Dirty Dingus Magee (1970) -- (Original Trailer) Original trailer for the Frank Sinatra comic-Western Dirty Dingus Magee, 1970, featuring George Kennedy, Anne Jackson and Michele Carey, directed by Burt Kennedy.
Strait-Jacket - (Original Trailer) It's been 20 years since Lucy Harbin (Joan Crawford) murdered her husband with an axe. Is she through cutting her family down to size? Get the Strait-Jacket (1964).
Gaily, Gaily - (Original Trailer) Beau Bridges plays a young man coming of age in corrupt 1910's Chicago in Gaily, Gaily (1969) based on a novel by Ben Hecht (The Front Page).
Death on the Nile - (Original Trailer) Hercule Poirot (Peter Ustinov) investigates the murder of an heiress during an Egyptian tour in Agatha Christie's Death on the Nile (1978).
Dirty Dozen, The - (Original Trailer) A renegade officer trains a group of misfits for a crucial mission behind enemy lines in The Dirty Dozen (1967) starring Lee Marvin, Ernest Borgnine, and Jim Brown.
Cahill, United States Marshal - (Original Trailer) John Wayne stars as a tough lawman who has to bring in his own sons for train robbery in Cahill, U.S. Marshall (1973).
Hush...Hush, Sweet Charlotte - (Academy Preview Trailer) Heads will roll as Bette Davis fights to keep her family's secrets in Robert Aldrich's Hush...Hush, Sweet Charlotte (1964).
Guns of the Magnificent Seven - (Pan-and-scan trailer) In Guns of the Magnificent Seven (1969), a new team assemble to rescue a captive rebel leader.
Sons of Katie Elder, The - (Original Trailer) John Wayne stars in The Sons of Katie Elder (1965) about four sons of a ranch owner out to avenge his death.


George Kennedy Sr
Composer, conductor, band leader.
Helen Meade
Ballet dancer.
Shaunna Kennedy
Adopted; born c. 1964; has struggled with substance abuse; incarcerated in Southern California as a chronic offender.
Taylor Kennedy
Born c. 1994; adopted by Kennedy and his wife Joan.


Joan McCarthy
Born c. 1931.



During WWII, Kennedy served as an Armed Forces Radio and TV officer.

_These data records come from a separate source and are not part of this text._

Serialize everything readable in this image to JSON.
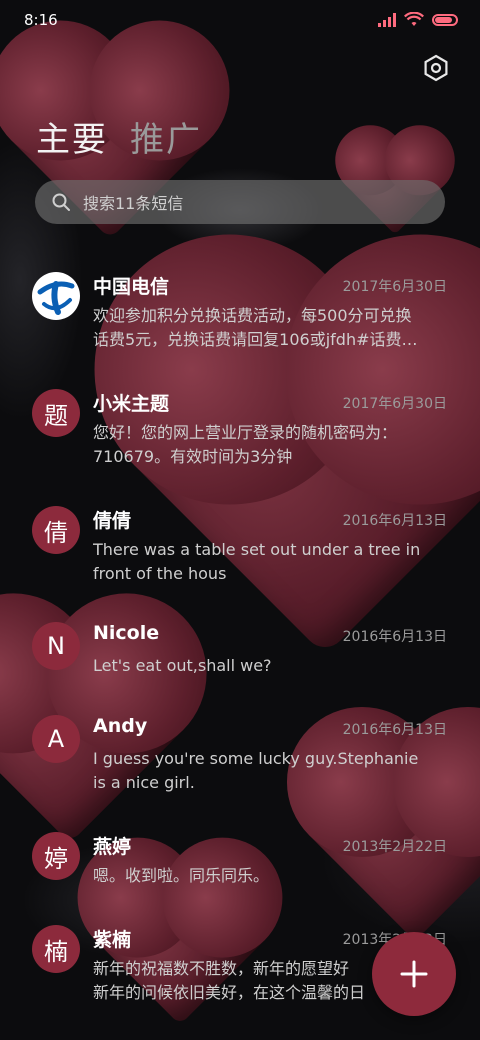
{
  "status": {
    "time": "8:16"
  },
  "tabs": [
    {
      "label": "主要"
    },
    {
      "label": "推广"
    }
  ],
  "search": {
    "placeholder": "搜索11条短信"
  },
  "messages": [
    {
      "avatar": "",
      "name": "中国电信",
      "date": "2017年6月30日",
      "lines": [
        "欢迎参加积分兑换话费活动，每500分可兑换",
        "话费5元，兑换话费请回复106或jfdh#话费…"
      ]
    },
    {
      "avatar": "题",
      "name": "小米主题",
      "date": "2017年6月30日",
      "lines": [
        "您好！您的网上营业厅登录的随机密码为：",
        "710679。有效时间为3分钟"
      ]
    },
    {
      "avatar": "倩",
      "name": "倩倩",
      "date": "2016年6月13日",
      "lines": [
        "There was a table set out under a tree in",
        "front of the hous"
      ]
    },
    {
      "avatar": "N",
      "name": "Nicole",
      "date": "2016年6月13日",
      "lines": [
        "Let's eat out,shall we?"
      ]
    },
    {
      "avatar": "A",
      "name": "Andy",
      "date": "2016年6月13日",
      "lines": [
        "I guess you're some lucky guy.Stephanie",
        "is a nice girl."
      ]
    },
    {
      "avatar": "婷",
      "name": "燕婷",
      "date": "2013年2月22日",
      "lines": [
        "嗯。收到啦。同乐同乐。"
      ]
    },
    {
      "avatar": "楠",
      "name": "紫楠",
      "date": "2013年2月22日",
      "lines": [
        "新年的祝福数不胜数，新年的愿望好",
        "新年的问候依旧美好，在这个温馨的日"
      ]
    }
  ],
  "colors": {
    "accent": "#8e2a3c",
    "status_icons": "#ff6b7f"
  },
  "icons": {
    "settings": "hexagon-gear-icon",
    "search": "search-icon",
    "compose": "plus-icon",
    "telecom_logo": "china-telecom-logo"
  }
}
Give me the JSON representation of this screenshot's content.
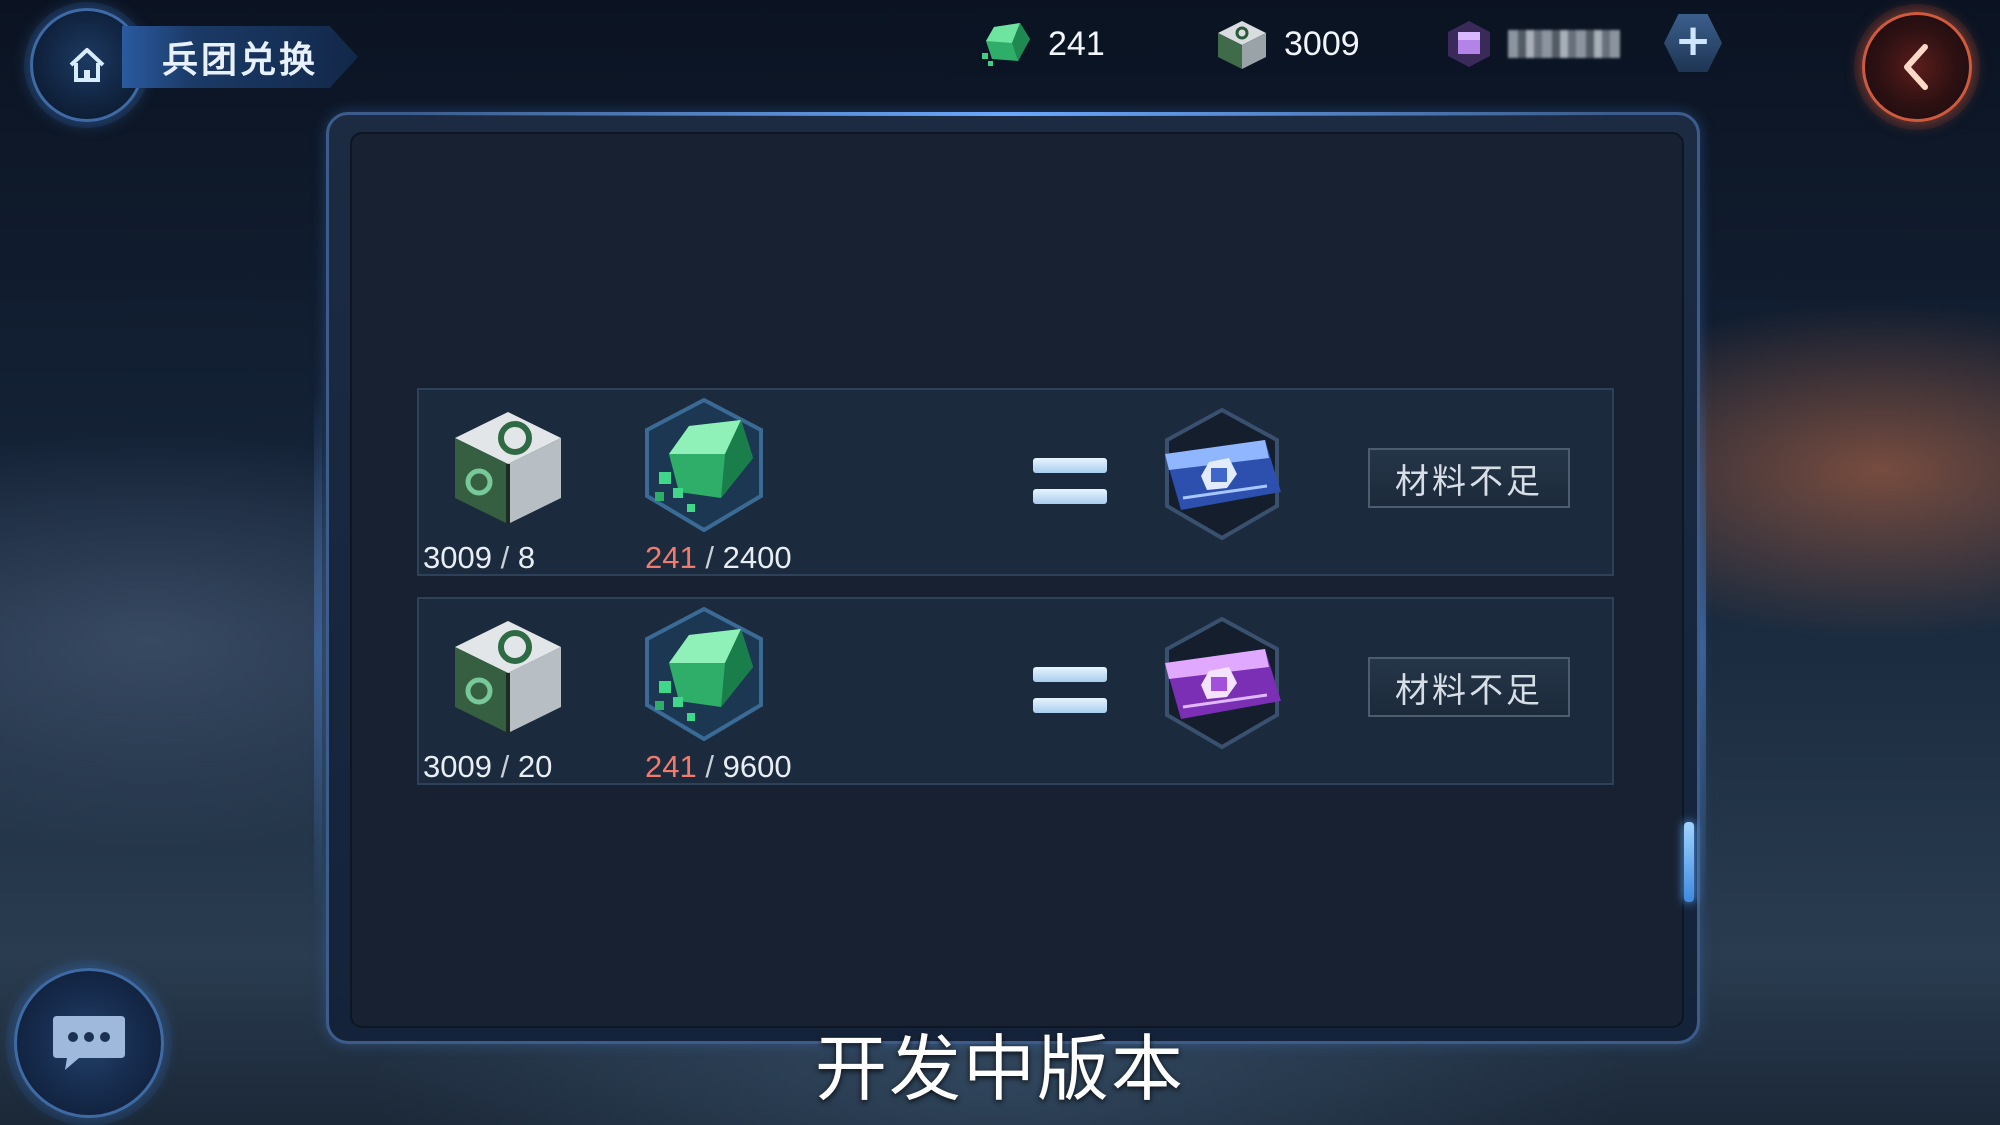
{
  "header": {
    "home_icon": "home-icon",
    "title": "兵团兑换",
    "back_icon": "chevron-left-icon"
  },
  "resources": {
    "green_crystal": {
      "icon": "green-crystal-icon",
      "value": "241"
    },
    "gray_cube": {
      "icon": "gray-cube-icon",
      "value": "3009"
    },
    "purple_currency": {
      "icon": "purple-gem-icon",
      "value": ""
    },
    "add_icon": "plus-icon"
  },
  "exchanges": [
    {
      "cube_count": {
        "have": "3009",
        "need": "8"
      },
      "crystal_count": {
        "have": "241",
        "need": "2400"
      },
      "reward_tier": "blue",
      "status": "材料不足"
    },
    {
      "cube_count": {
        "have": "3009",
        "need": "20"
      },
      "crystal_count": {
        "have": "241",
        "need": "9600"
      },
      "reward_tier": "purple",
      "status": "材料不足"
    }
  ],
  "separator": "/",
  "footer": {
    "chat_icon": "chat-bubble-icon",
    "watermark": "开发中版本"
  },
  "colors": {
    "insufficient": "#f07b6d",
    "blue_card": "#4f7fe0",
    "purple_card": "#b15de8",
    "back_accent": "#d05a3c"
  }
}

He also opened the first Army Information Office in NYC which provided assistance to service-oriented films and TV programs.

Kennedy underwent an emergency triple-bypass surgery on September 30, 2002. He originally entered the hospital for a hip replacement, but doctors found that sleep apnea had weakened Kennedy's heart and lungs.